Over-the-counter (OTC) medications are some of the most common treatments for ragweed allergies. Popular options include antihistamines, decongestants, and nasal sprays that help reduce inflammation in the nasal passages and relieve symptoms like sneezing, itching eyes, runny nose, and congestion. While OTC medications can be effective at providing short-term relief, they only temporarily manage symptoms and don’t treat the root cause of your allergies.
Allergy immunotherapy can reduce your sensitivity to the allergens you’re allergic to and provide long-term relief from your symptoms. It involves introducing gradually increasing doses of an allergen extract over a period of time, such as through regular shots or sublingual drops or tablets.
Allergy shots are the most well-known form of immunotherapy. They are administered on a weekly or monthly basis over multiple years and are most successful if the patient sticks to a consistent schedule. Allergy shots should only be given with a doctor’s supervision, as there is always potential for side effects or a severe allergic reaction.
Sublingual immunotherapy, sometimes referred to as SLIT, is a newer approach to immunotherapy that's quickly gaining popularity for its non-invasive form of treatment. Instead of shots, this form is taken in the form of drops or tablets placed under the tongue. Over time, your body becomes desensitized and stops reacting when exposed to your allergy triggers.

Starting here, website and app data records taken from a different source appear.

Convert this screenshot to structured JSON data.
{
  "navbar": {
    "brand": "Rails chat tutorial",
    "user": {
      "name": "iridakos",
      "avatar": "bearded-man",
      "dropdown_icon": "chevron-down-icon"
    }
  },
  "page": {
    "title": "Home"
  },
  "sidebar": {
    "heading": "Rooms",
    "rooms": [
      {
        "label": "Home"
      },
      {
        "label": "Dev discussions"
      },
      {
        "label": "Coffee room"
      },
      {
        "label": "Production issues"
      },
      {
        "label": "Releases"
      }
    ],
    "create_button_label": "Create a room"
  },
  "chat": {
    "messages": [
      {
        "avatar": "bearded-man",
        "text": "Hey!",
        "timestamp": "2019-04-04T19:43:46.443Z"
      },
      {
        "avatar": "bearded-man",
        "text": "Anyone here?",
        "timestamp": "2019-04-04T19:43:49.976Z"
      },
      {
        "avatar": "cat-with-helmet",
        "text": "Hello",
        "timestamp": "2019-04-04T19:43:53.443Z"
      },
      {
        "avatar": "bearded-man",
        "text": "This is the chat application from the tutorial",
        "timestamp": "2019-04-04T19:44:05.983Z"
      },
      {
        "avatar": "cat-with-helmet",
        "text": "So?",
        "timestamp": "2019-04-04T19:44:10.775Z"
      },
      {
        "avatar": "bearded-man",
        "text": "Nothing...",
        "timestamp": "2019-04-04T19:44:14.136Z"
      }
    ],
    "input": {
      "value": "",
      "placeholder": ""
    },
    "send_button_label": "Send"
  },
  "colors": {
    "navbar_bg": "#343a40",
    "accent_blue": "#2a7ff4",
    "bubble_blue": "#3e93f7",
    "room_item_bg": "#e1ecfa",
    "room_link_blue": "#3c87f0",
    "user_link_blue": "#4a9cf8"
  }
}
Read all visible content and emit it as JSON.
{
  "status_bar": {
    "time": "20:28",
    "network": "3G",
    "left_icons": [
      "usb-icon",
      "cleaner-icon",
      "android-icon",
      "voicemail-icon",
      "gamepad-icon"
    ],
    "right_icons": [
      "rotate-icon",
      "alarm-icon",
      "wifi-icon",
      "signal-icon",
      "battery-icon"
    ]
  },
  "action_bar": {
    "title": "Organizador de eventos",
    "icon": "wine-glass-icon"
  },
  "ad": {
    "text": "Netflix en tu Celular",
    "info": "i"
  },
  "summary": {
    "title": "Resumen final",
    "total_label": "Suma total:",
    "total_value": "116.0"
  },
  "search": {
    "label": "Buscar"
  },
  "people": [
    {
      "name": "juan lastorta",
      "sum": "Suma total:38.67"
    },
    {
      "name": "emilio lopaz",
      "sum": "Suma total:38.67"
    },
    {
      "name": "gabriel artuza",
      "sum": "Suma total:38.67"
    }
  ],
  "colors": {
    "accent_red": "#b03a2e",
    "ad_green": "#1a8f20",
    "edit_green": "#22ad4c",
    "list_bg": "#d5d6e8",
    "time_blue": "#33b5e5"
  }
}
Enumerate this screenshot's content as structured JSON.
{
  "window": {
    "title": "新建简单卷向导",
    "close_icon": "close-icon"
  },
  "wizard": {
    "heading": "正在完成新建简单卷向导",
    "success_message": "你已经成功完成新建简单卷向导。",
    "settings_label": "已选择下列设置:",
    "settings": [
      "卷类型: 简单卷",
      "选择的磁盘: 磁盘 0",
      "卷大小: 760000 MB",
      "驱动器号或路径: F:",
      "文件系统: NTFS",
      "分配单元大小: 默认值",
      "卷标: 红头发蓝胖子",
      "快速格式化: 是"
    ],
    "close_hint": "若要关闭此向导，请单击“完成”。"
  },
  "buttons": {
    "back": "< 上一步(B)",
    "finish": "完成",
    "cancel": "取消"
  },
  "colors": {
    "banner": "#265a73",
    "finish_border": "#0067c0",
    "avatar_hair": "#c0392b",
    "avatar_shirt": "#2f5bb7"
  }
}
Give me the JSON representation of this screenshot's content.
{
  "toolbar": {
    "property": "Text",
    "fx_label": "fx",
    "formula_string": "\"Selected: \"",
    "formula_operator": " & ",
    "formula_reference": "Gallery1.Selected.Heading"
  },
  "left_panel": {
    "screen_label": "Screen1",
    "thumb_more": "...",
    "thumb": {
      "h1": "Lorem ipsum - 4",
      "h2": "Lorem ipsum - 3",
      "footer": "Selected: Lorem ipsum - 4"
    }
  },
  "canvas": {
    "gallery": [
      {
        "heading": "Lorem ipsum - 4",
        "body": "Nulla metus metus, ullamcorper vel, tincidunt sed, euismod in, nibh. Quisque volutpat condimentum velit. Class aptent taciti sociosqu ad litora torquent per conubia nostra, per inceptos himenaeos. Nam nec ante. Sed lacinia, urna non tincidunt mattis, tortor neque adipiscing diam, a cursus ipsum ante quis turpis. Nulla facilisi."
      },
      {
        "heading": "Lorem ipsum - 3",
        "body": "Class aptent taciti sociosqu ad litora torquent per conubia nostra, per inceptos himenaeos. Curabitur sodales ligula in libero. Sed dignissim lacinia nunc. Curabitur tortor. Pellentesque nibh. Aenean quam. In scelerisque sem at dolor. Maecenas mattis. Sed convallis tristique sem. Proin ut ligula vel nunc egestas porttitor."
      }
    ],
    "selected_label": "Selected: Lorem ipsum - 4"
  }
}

The advantages of SLIT are that it's painless and less likely to cause side effects than traditional immunotherapy. Since it is less likely to cause severe allergic reactions than allergy shots, sublingual immunotherapy can be safely taken from the comfort of your own home.
When to See a Doctor for Ragweed Pollen Allergies?
If you are unsure what you are allergic to or you want a more effective treatment plan you should make an appointment with an allergy doctor. Allergists can help you pinpoint what's causing your allergies and figure out a plan of action to treat them.
Take Our Allergy Assessment and Get Treatment Today
If you're looking to get long-term relief from your ragweed allergies, Wyndly can help. Our allergy doctors will identify what you’re allergic to and create a personalized sublingual immunotherapy treatment plan to get you the long-term relief you deserve. Take our quick online allergy assessment today and see how Wyndly can help you!